“(Politicians) hate to admit mistakes, and I guess I’m one of them.”

It’s the kind of statement a politician would make only when he’s been under sustained pressure. This was what former US president Richard Nixon stumbled into when he agreed to be interviewed on camera by journalist David Frost in 1977.

At the time, Nixon was about to publish his biography and probably thought a public interview would give it good publicity. The public needed to know about his achievements, despite that large black mark called Watergate against his presidency.

“I did some of the big things rather well. I screwed up terribly on what was a little thing and became a big thing.”

Nixon’s apologists try to make the case that he had the makings of a grand presidency. He was moderate for a Republican and had chalked up successes such as founding the Environmental Protection Agency, initiated diplomatic relations between the US and China, and negotiated treaties to defuse the risk of nuclear war with Russia.

But the truth was, people only saw Watergate. Contrary to what Nixon claimed in the interview, it wasn’t “a little thing” but rather that one thing he got caught at in a morass of many, many very bad things.

Principally, he held a strong distrust of the media and effectively sanctioned illegal or underhand operations to smear his political enemies and stifle the press.

When the scandal broke, Nixon tried to distance himself by denying he knew the people who directed the break-in at the Democratic National Committee headquarters in the Watergate building.

But his lies caught up with him when it was made known that conversations in the Oval Office were recorded. The tapes revealed that Nixon knew about the robbers being paid through a slush fund, and that they tried to stop the investigation by saying it was related to national security.

It was this evidence, a kind of smoking gun, that was very difficult to explain away. Faced by facts, Nixon tried to talk around it without really admitting to anything. However, to the public, his evasiveness pointed to complicity and conspiracy. The evidence was overwhelming.

“When I resigned, people didn’t think it was enough to admit mistakes; fine. If they want me to get down and grovel on the floor, no. Never. Because I don’t believe I should.”

Frost recalled that when the topic turned to Watergate, Nixon arrived late with a “haunted look” on his face. Discussing it was a real effort for him, unlike the rest of the interview.

I believe this is why Nixon found it hard to process the truth – that people saw him as a villain. He knew he wasn’t innocent, but he must have felt the pressure of the entire Watergate blame squarely on his shoulders, and that there were mitigating circumstances why things happened the way they did.

In short, the public was being unfair.

“I didn’t intend it to cover up. Let me say, if I intended to cover up, believe me, I’d have done it.”

But why did Nixon allow the tapes to even exist? In fact, the recording machines were taken out of the Oval Office when Nixon become president, but he directed them to be installed again.

He could have destroyed the tapes when the scandal broke but chose not to. It has been suggested that it was pride that stopped him from doing it. He wanted the tapes to record his legacy and the policies he presided over, but he underestimated the risk they represented.

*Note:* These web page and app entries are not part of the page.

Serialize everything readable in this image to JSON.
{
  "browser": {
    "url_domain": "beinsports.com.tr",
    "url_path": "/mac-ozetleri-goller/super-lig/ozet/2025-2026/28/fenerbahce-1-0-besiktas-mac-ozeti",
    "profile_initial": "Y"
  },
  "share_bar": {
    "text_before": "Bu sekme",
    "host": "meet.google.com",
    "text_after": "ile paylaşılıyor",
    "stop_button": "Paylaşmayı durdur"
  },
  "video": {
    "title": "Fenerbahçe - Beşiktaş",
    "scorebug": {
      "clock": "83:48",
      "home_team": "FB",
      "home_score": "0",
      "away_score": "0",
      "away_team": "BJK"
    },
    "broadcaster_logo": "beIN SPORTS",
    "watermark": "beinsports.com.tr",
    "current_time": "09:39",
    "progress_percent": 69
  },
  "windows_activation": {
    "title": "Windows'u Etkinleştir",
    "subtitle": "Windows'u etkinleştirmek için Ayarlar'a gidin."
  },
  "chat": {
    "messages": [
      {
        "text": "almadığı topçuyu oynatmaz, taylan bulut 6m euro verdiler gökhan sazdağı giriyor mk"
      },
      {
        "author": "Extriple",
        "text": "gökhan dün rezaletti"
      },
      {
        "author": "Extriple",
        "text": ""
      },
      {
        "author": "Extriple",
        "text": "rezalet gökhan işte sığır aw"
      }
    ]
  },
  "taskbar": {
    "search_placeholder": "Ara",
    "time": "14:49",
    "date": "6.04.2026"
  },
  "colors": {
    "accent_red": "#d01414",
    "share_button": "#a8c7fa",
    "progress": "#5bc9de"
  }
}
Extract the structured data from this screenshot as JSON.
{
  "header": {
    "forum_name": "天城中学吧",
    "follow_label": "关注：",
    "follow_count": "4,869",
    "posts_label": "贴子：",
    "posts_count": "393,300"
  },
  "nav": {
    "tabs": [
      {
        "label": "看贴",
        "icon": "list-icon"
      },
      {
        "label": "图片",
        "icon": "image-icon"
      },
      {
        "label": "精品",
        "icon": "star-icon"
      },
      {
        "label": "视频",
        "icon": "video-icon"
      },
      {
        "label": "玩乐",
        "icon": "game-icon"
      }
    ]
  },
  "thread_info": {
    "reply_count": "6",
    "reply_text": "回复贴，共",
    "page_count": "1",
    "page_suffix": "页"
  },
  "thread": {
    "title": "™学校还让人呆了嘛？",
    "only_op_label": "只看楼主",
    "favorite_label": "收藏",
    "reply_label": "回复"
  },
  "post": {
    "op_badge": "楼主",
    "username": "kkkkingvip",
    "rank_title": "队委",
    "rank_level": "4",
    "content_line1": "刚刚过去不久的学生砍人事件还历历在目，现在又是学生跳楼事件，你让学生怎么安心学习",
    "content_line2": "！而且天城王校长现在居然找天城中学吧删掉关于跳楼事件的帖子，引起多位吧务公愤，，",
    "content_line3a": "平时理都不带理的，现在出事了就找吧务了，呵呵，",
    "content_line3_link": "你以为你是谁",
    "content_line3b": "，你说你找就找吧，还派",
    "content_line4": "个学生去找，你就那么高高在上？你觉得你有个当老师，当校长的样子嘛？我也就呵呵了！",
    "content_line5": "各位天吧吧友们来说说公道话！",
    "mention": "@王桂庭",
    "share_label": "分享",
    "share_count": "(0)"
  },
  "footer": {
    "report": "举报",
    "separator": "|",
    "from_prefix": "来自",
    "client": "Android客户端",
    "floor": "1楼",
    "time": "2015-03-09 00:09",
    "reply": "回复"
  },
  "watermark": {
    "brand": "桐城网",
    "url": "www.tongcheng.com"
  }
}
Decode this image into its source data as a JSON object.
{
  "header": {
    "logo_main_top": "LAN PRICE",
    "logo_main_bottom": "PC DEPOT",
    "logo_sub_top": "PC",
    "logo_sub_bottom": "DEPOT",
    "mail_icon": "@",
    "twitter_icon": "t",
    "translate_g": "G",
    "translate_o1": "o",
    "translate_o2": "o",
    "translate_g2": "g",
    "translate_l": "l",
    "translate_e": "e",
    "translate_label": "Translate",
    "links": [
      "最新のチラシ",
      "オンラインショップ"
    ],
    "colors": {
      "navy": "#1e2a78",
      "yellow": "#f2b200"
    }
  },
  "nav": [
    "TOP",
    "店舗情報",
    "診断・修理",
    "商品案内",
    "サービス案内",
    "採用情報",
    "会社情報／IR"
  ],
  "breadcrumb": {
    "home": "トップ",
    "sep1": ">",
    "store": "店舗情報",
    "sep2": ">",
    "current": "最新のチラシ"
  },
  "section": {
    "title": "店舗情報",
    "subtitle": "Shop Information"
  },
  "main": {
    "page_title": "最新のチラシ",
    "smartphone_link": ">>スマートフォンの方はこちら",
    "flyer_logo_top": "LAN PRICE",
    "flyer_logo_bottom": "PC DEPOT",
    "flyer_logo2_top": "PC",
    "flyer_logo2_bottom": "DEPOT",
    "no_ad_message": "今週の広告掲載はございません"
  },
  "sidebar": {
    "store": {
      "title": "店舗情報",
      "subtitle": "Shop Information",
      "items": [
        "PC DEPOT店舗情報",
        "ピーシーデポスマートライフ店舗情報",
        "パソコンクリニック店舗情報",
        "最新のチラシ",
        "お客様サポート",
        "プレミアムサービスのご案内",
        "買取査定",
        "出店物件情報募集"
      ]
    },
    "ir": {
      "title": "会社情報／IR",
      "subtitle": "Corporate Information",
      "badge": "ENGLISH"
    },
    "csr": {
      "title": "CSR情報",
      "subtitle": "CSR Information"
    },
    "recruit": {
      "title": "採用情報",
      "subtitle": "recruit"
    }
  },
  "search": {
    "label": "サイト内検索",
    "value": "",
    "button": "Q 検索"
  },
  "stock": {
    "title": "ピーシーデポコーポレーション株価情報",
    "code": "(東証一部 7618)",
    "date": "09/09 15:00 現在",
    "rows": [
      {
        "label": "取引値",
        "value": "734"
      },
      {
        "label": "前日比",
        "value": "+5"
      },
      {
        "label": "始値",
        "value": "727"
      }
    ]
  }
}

When reality finally caught up, Nixon apologised to his staff in private. In public, he admitted “we have done some things wrong in this Administration, and the top man always takes the responsibility”.

Then during the Frost interview, he said: “When the President does it, that means it is not illegal.”

It was an admission but without an acceptance of responsibility. I believe it was this quote from the whole interview that defined him to the people who watched the broadcast.

A public poll taken after the interviews found that 69% thought that Nixon was still trying to cover up, 72% thought he was guilty of obstruction of justice, and 75% thought he deserved no more role in public life.

That last one must have stung. Despite being an embarrassment, Nixon hoped he could still make some contribution to his country. In the Frost interview, he said he wanted to “give a little advice from time to time”.

That took a while, which was helped by a pardon from his successor, President Gerald Ford. After being a pariah, Nixon gradually returned to the limelight.

In 1980, he supported Ronald Reagan’s bid for presidency. In 1986, Nixon visited Russia and returned with a memorandum of foreign policy suggestions for President Reagan. One Gallup Poll ranked Nixon as among the 10 most admired men in the world. Newsweek ran a story with the headline, “He’s back”.

By 2014, one Roper Center poll found that more Americans considered George W Bush and Barack Obama as the “worst US Presidents” over Nixon.

It’s easy to caricaturise politicians, but reality is a bit more complicated. Presidents, Prime Ministers, even Deputy Prime Ministers who have endured criticism while in power, whom many celebrate to see the back of when they fall, sometimes have the will, capability and resources to turn things around and return to some semblance of authority – even if it takes decades.

It seems the line between hero and villain is just time.

Logic is the antithesis of emotion but mathematician-turned-scriptwriter Dzof Azmi’s theory is that people need both to make sense of life’s vagaries and contradictions. Write to Dzof at star2@thestar.com.my.